When working online we need places to to gather information, to communicate with colleagues, to learn from others who have encountered similar situations, and to work within teams or organizations with shared goals. As a result, we gather information in files on our computers, organize folders of messages in our e-mail client, or maintain binders full of printed reports from business applications on our desks (because they take so long to retrieve otherwise).
Online workplaces are involved in virtually all information- or knowledge-based activities within an enterprise. By improving online workplaces, an enterprise can significantly increase the performance of these activities. However, the goals of an online workplace need to go beyond automation. When aligned with supporting culture and business practices, online workplaces can provide the basis for sustainable competitive advantage. The source of this advantage comes from the intellectual capital that can be captured and reused. This is illustrated in the following conceptual model.
"The Real Business Value of Social Networking" by Luis Suarez:
The efficiency of completing repeatable processes and transactions is the focus of workflow systems and transactional systems. In the interest of decreasing cycle time, both of these system types optimize how individuals and groups serve business processes: The process comes first and the worker is subservient to the process (cue Pink Floyd music). However, this “process first, user second” design does not work well for the many ad hoc activities that make up a typical workday, in which the user juggles multiple variables and gathers information as needed. John Seely Brown and Paul Duguid call these two different modes “process” and “practice.”
Seth Godin...once again...nails it, as far as I can tell, on what the real challenge is for social networking to flourish in the enterprise world.
In over the course of a little bit over two minutes, he gets to share some really good insights on what the real business value of social networking is all about. And guess what? He doesn’t do it through a definition, nor through stating hard facts none of us can (nor will!) relate to! Ever. Instead, he shares it through stories. Stories we can all relate to.
Speaking of stories, I found this video with excellent advice on how to tell stories via Tom Graves (@tetradian) on Twitter:
"The Social Media Fear Factor" By Rachel Happe:
There is plenty to be anxious about in considering using social media for business.Many look at all their valid fears - whether they are as simple as having un-edited content in the public eye or whether they are concerned with law suits - and decide it is too much to take on. On the other side, I hear a lot of social media enthusiasts recommend a 'Just Do It' approach. Like many things, the reality for people concerned about the ramifications of using these new communication mechanisms is somewhere in the middle.

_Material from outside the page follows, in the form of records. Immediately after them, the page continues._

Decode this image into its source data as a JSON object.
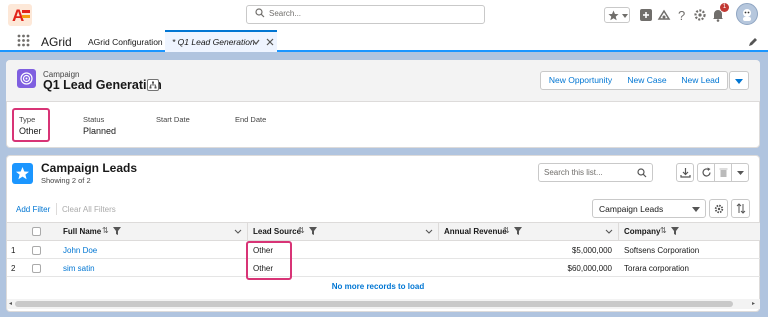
{
  "header": {
    "search_placeholder": "Search...",
    "notification_count": "1"
  },
  "nav": {
    "app_name": "AGrid",
    "tab1": "AGrid Configuration",
    "tab2": "* Q1 Lead Generation"
  },
  "record": {
    "object_label": "Campaign",
    "title": "Q1 Lead Generation",
    "buttons": [
      "New Opportunity",
      "New Case",
      "New Lead"
    ],
    "fields": [
      {
        "label": "Type",
        "value": "Other"
      },
      {
        "label": "Status",
        "value": "Planned"
      },
      {
        "label": "Start Date",
        "value": ""
      },
      {
        "label": "End Date",
        "value": ""
      }
    ]
  },
  "related": {
    "title": "Campaign Leads",
    "subtitle": "Showing 2 of 2",
    "search_placeholder": "Search this list...",
    "add_filter": "Add Filter",
    "clear_filters": "Clear All Filters",
    "list_view": "Campaign Leads",
    "columns": [
      "Full Name",
      "Lead Source",
      "Annual Revenue",
      "Company"
    ],
    "rows": [
      {
        "num": "1",
        "name": "John Doe",
        "source": "Other",
        "revenue": "$5,000,000",
        "company": "Softsens Corporation"
      },
      {
        "num": "2",
        "name": "sim satin",
        "source": "Other",
        "revenue": "$60,000,000",
        "company": "Torara corporation"
      }
    ],
    "footer": "No more records to load"
  },
  "colors": {
    "brand": "#0176d3",
    "highlight": "#d83476"
  }
}
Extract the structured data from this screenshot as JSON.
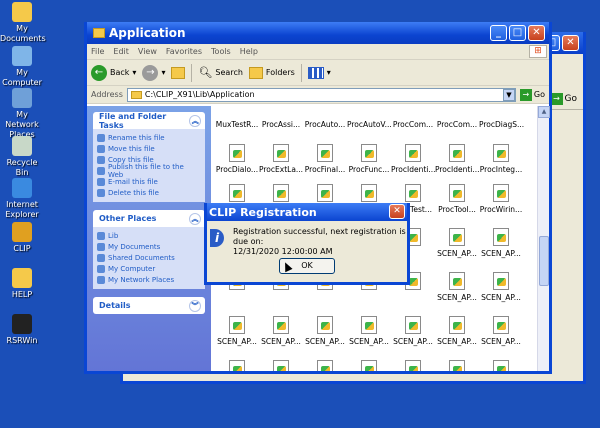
{
  "desktop": {
    "icons": [
      {
        "label": "My Documents",
        "color": "#f5c94a"
      },
      {
        "label": "My Computer",
        "color": "#7fb5e8"
      },
      {
        "label": "My Network Places",
        "color": "#6fa0d8"
      },
      {
        "label": "Recycle Bin",
        "color": "#c8d8c8"
      },
      {
        "label": "Internet Explorer",
        "color": "#3a8ae0"
      },
      {
        "label": "CLIP",
        "color": "#e0a020"
      },
      {
        "label": "HELP",
        "color": "#f5c94a"
      },
      {
        "label": "RSRWin",
        "color": "#222222"
      }
    ]
  },
  "window": {
    "title": "Application",
    "menu": [
      "File",
      "Edit",
      "View",
      "Favorites",
      "Tools",
      "Help"
    ],
    "toolbar": {
      "back": "Back",
      "search": "Search",
      "folders": "Folders"
    },
    "address": {
      "label": "Address",
      "path": "C:\\CLIP_X91\\Lib\\Application",
      "go": "Go"
    }
  },
  "background_window": {
    "go": "Go"
  },
  "sidebar": {
    "file_tasks": {
      "title": "File and Folder Tasks",
      "items": [
        "Rename this file",
        "Move this file",
        "Copy this file",
        "Publish this file to the Web",
        "E-mail this file",
        "Delete this file"
      ]
    },
    "other_places": {
      "title": "Other Places",
      "items": [
        "Lib",
        "My Documents",
        "Shared Documents",
        "My Computer",
        "My Network Places"
      ]
    },
    "details": {
      "title": "Details"
    }
  },
  "files": [
    [
      "MuxTestR...",
      "ProcAssi...",
      "ProcAuto...",
      "ProcAutoV...",
      "ProcCom...",
      "ProcCom...",
      "ProcDiagS..."
    ],
    [
      "ProcDialo...",
      "ProcExtLa...",
      "ProcFinal...",
      "ProcFunc...",
      "ProcIdenti...",
      "ProcIdenti...",
      "ProcInteg..."
    ],
    [
      "ProcMenu...",
      "ProcRena...",
      "ProcStart...",
      "ProcSyst...",
      "ProcTest...",
      "ProcTool...",
      "ProcWirin..."
    ],
    [
      "",
      "",
      "",
      "",
      "",
      "SCEN_AP...",
      "SCEN_AP..."
    ],
    [
      "",
      "",
      "",
      "",
      "",
      "SCEN_AP...",
      "SCEN_AP..."
    ],
    [
      "SCEN_AP...",
      "SCEN_AP...",
      "SCEN_AP...",
      "SCEN_AP...",
      "SCEN_AP...",
      "SCEN_AP...",
      "SCEN_AP..."
    ],
    [
      "SCEN_AP...",
      "SCEN_AP...",
      "SCEN_CM...",
      "SCEN_CO...",
      "SCEN_EC...",
      "SCEN_EC...",
      "SCEN_EC..."
    ]
  ],
  "dialog": {
    "title": "CLIP Registration",
    "message": "Registration successful, next registration is due on:",
    "date": "12/31/2020 12:00:00 AM",
    "ok": "OK"
  }
}
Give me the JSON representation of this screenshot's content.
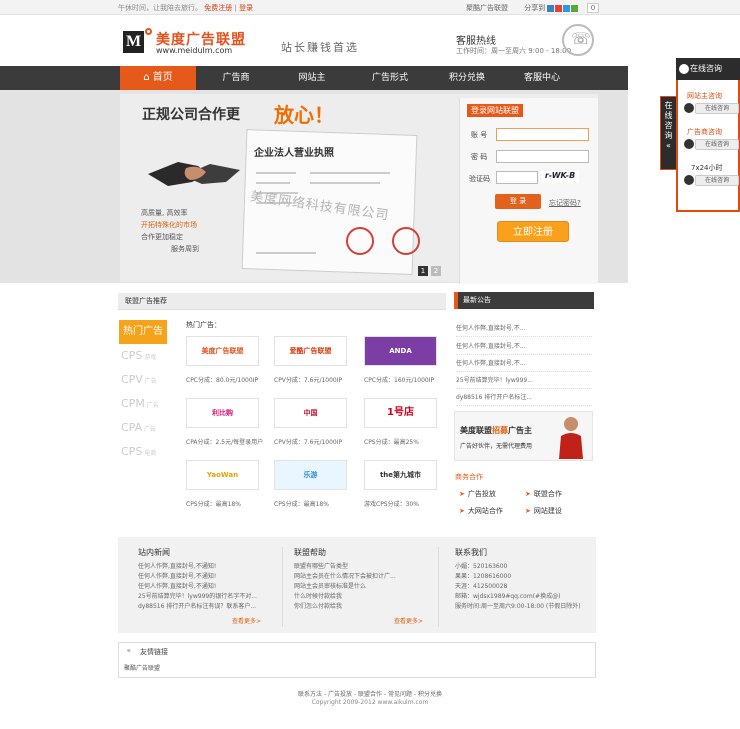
{
  "topbar": {
    "welcome": "午休时间，让我陪去旅行。",
    "register": "免费注册",
    "sep": "|",
    "login": "登录",
    "right_brand": "聚酷广告联盟",
    "share": "分享到",
    "share_count": "0"
  },
  "header": {
    "logo_mark": "M",
    "logo_cn": "美度广告联盟",
    "logo_en": "www.meidulm.com",
    "slogan": "站长赚钱首选",
    "hotline_title": "客服热线",
    "hotline_time": "工作时间：周一至周六 9:00 - 18:00"
  },
  "nav": [
    "首页",
    "广告商",
    "网站主",
    "广告形式",
    "积分兑换",
    "客服中心"
  ],
  "banner": {
    "title_part1": "正规公司合作更",
    "title_part2": "放心！",
    "lines": [
      "高质量, 高效率",
      "开拓特殊化的市场",
      "合作更加稳定",
      "服务周到"
    ],
    "license_title": "企业法人营业执照",
    "watermark": "美度网络科技有限公司",
    "pages": [
      "1",
      "2"
    ]
  },
  "login": {
    "title": "登录网站联盟",
    "account_label": "账    号",
    "password_label": "密    码",
    "captcha_label": "验证码",
    "captcha_text": "r-WK-B",
    "login_btn": "登 录",
    "forgot": "忘记密码?",
    "register_btn": "立即注册"
  },
  "consult": {
    "head": "在线咨询",
    "tab": "在线咨询",
    "items": [
      {
        "label": "网站主咨询",
        "btn": "在线咨询"
      },
      {
        "label": "广告商咨询",
        "btn": "在线咨询"
      },
      {
        "label": "7x24小时",
        "btn": "在线咨询"
      }
    ]
  },
  "recommend": {
    "head": "联盟广告推荐",
    "hot_label": "热门广告：",
    "tabs": [
      "热门广告",
      "CPS游戏",
      "CPV广告",
      "CPM广告",
      "CPA广告",
      "CPS电商"
    ],
    "ads": [
      {
        "name": "美度广告联盟",
        "caption": "CPC分成：80.0元/1000IP",
        "color": "#e5541e"
      },
      {
        "name": "爱酷广告联盟",
        "caption": "CPV分成：7.6元/1000IP",
        "color": "#d43b0c"
      },
      {
        "name": "ANDA",
        "caption": "CPC分成：160元/1000IP",
        "color": "#7c3ea5"
      },
      {
        "name": "利比购 LBG123.COM",
        "caption": "CPA分成：2.5元/每登录用户",
        "color": "#d4147a"
      },
      {
        "name": "中国",
        "caption": "CPV分成：7.6元/1000IP",
        "color": "#c8102e"
      },
      {
        "name": "1号店",
        "caption": "CPS分成：最高25%",
        "color": "#d2001e"
      },
      {
        "name": "YaoWan",
        "caption": "CPS分成：最高18%",
        "color": "#e8a200"
      },
      {
        "name": "乐游",
        "caption": "CPS分成：最高18%",
        "color": "#2a8fd0"
      },
      {
        "name": "the第九城市",
        "caption": "游戏CPS分成：30%",
        "color": "#333333"
      }
    ]
  },
  "news": {
    "head": "最新公告",
    "items": [
      "任何人作弊,直接封号,不...",
      "任何人作弊,直接封号,不...",
      "任何人作弊,直接封号,不...",
      "25号前结算完毕！lyw999...",
      "dy88516 排行开户名标注..."
    ],
    "promo_title_a": "美度联盟",
    "promo_title_b": "招募",
    "promo_title_c": "广告主",
    "promo_sub": "广告好伙伴，无需代理费用"
  },
  "business": {
    "head": "商务合作",
    "items": [
      "广告投放",
      "联盟合作",
      "大网站合作",
      "网站建设"
    ]
  },
  "info": {
    "col1_head": "站内新闻",
    "col1": [
      "任何人作弊,直接封号,不通知!",
      "任何人作弊,直接封号,不通知!",
      "任何人作弊,直接封号,不通知!",
      "25号前结算完毕！lyw999的银行名字不对...",
      "dy88516 排行开户名标注有误？联系客户..."
    ],
    "col2_head": "联盟帮助",
    "col2": [
      "联盟有哪些广告类型",
      "网站主会员在什么情况下会被扣计广...",
      "网站主会员审核标准是什么",
      "什么时候付款给我",
      "你们怎么付款给我"
    ],
    "col3_head": "联系我们",
    "col3": [
      "小媚：520163600",
      "果果：1208616000",
      "天涯：412500028",
      "邮箱：wjdsx1989#qq.com(#换成@)",
      "服务时间:周一至周六9:00-18:00 (节假日除外)"
    ],
    "more": "查看更多>"
  },
  "links": {
    "head": "友情链接",
    "value": "聚酷广告联盟"
  },
  "footer": {
    "line1": "联系方法 - 广告投放 - 联盟合作 - 常见问题 - 积分兑换",
    "line2": "Copyright 2009-2012 www.aikulm.com"
  }
}
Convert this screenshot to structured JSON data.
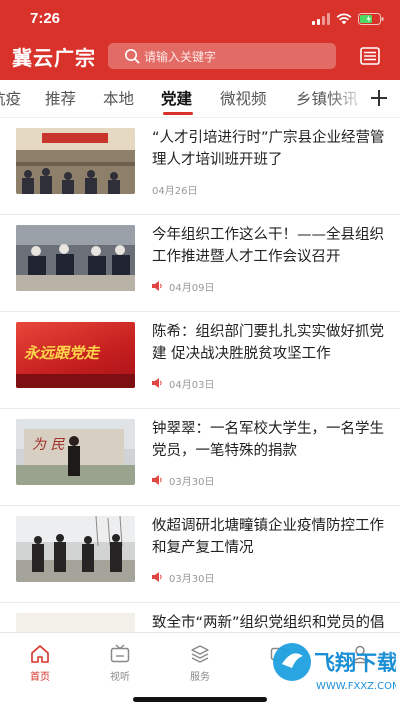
{
  "status_bar": {
    "time": "7:26"
  },
  "app": {
    "logo_text": "冀云广宗"
  },
  "search": {
    "placeholder": "请输入关键字"
  },
  "tabs": [
    {
      "label": "抗疫"
    },
    {
      "label": "推荐"
    },
    {
      "label": "本地"
    },
    {
      "label": "党建",
      "active": true
    },
    {
      "label": "微视频"
    },
    {
      "label": "乡镇快讯"
    }
  ],
  "articles": [
    {
      "title": "“人才引培进行时”广宗县企业经营管理人才培训班开班了",
      "date": "04月26日",
      "has_audio": false
    },
    {
      "title": "今年组织工作这么干！——全县组织工作推进暨人才工作会议召开",
      "date": "04月09日",
      "has_audio": true
    },
    {
      "title": "陈希：组织部门要扎扎实实做好抓党建 促决战决胜脱贫攻坚工作",
      "date": "04月03日",
      "has_audio": true,
      "thumb_text": "永远跟党走"
    },
    {
      "title": "钟翠翠：一名军校大学生，一名学生党员，一笔特殊的捐款",
      "date": "03月30日",
      "has_audio": true
    },
    {
      "title": "攸超调研北塘疃镇企业疫情防控工作和复产复工情况",
      "date": "03月30日",
      "has_audio": true
    },
    {
      "title": "致全市“两新”组织党组织和党员的倡议书",
      "date": "",
      "has_audio": false
    }
  ],
  "bottom_nav": [
    {
      "label": "首页",
      "icon": "home-icon",
      "active": true
    },
    {
      "label": "视听",
      "icon": "tv-icon"
    },
    {
      "label": "服务",
      "icon": "service-icon"
    },
    {
      "label": "",
      "icon": "video-icon"
    },
    {
      "label": "",
      "icon": "user-icon"
    }
  ],
  "watermark": {
    "text": "飞翔下载",
    "url_text": "WWW.FXXZ.COM"
  },
  "colors": {
    "brand": "#d8322b",
    "text": "#222222",
    "muted": "#999999"
  }
}
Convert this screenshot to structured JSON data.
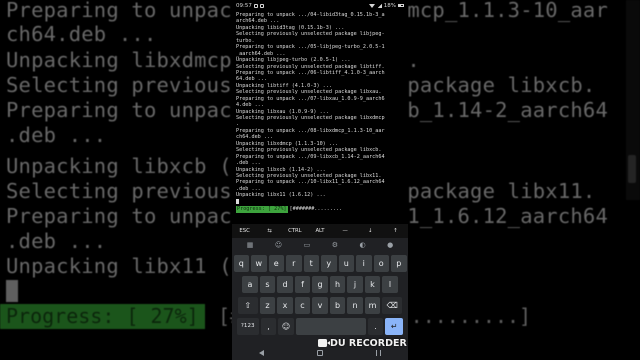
{
  "background": {
    "lines": [
      "Preparing to unpack .../02-libxdmcp_1.1.3-10_aar",
      "ch64.deb ...",
      "Unpacking libxdmcp (1.1.3-10) ...",
      "Selecting previously unselected package libxcb.",
      "Preparing to unpack .../09-libxcb_1.14-2_aarch64",
      ".deb ...",
      "Unpacking libxcb (1.14-2) ...",
      "Selecting previously unselected package libx11.",
      "Preparing to unpack .../10-libx11_1.6.12_aarch64",
      ".deb ...",
      "Unpacking libx11 (1.6.12) ..."
    ],
    "progress_label": "Progress: [ 27%]",
    "progress_tail": "[#######.................]",
    "progress_percent": 27
  },
  "status_bar": {
    "time": "09:57",
    "battery": "18%"
  },
  "terminal": {
    "lines": [
      "Preparing to unpack .../04-libid3tag_0.15.1b-3_a",
      "arch64.deb ...",
      "Unpacking libid3tag (0.15.1b-3) ...",
      "Selecting previously unselected package libjpeg-",
      "turbo.",
      "Preparing to unpack .../05-libjpeg-turbo_2.0.5-1",
      "_aarch64.deb ...",
      "Unpacking libjpeg-turbo (2.0.5-1) ...",
      "Selecting previously unselected package libtiff.",
      "Preparing to unpack .../06-libtiff_4.1.0-3_aarch",
      "64.deb ...",
      "Unpacking libtiff (4.1.0-3) ...",
      "Selecting previously unselected package libxau.",
      "Preparing to unpack .../07-libxau_1.0.9-9_aarch6",
      "4.deb ...",
      "Unpacking libxau (1.0.9-9) ...",
      "Selecting previously unselected package libxdmcp",
      ".",
      "Preparing to unpack .../08-libxdmcp_1.1.3-10_aar",
      "ch64.deb ...",
      "Unpacking libxdmcp (1.1.3-10) ...",
      "Selecting previously unselected package libxcb.",
      "Preparing to unpack .../09-libxcb_1.14-2_aarch64",
      ".deb ...",
      "Unpacking libxcb (1.14-2) ...",
      "Selecting previously unselected package libx11.",
      "Preparing to unpack .../10-libx11_1.6.12_aarch64",
      ".deb ...",
      "Unpacking libx11 (1.6.12) ..."
    ],
    "progress_label": "Progress: [ 27%]",
    "progress_tail": "[#######.........",
    "progress_percent": 27
  },
  "extra_keys": [
    "ESC",
    "⇆",
    "CTRL",
    "ALT",
    "—",
    "↓",
    "↑"
  ],
  "keyboard": {
    "toolbar_icons": [
      "grid-icon",
      "sticker-icon",
      "gif-icon",
      "settings-icon",
      "palette-icon",
      "mic-icon"
    ],
    "row1": [
      "q",
      "w",
      "e",
      "r",
      "t",
      "y",
      "u",
      "i",
      "o",
      "p"
    ],
    "row2": [
      "a",
      "s",
      "d",
      "f",
      "g",
      "h",
      "j",
      "k",
      "l"
    ],
    "row3": [
      "⇧",
      "z",
      "x",
      "c",
      "v",
      "b",
      "n",
      "m",
      "⌫"
    ],
    "row4": {
      "symbols": "?123",
      "comma": ",",
      "emoji": "☺",
      "period": ".",
      "enter": "↵"
    }
  },
  "recorder": {
    "label": "DU RECORDER"
  },
  "colors": {
    "progress_green": "#3da33d",
    "keyboard_bg": "#202124",
    "key_bg": "#3c4043",
    "enter_key": "#8ab4f8"
  }
}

Things you can do to practice:
You get the idea. Practice is critical.
- Use Yammer internally
- Train and encourage people within your company to have personal blogs. Run competitions.
- Introduce smaller work groups to wikis
- Implement an enterprise-wide social network (emphasis on social)
- Create group blogs to comment on industry news and events that are only accessible internally.
- Pretend to blog for an external audience before you deploy an external blog.
- Form communities of practice internally and learn how to 'manage' them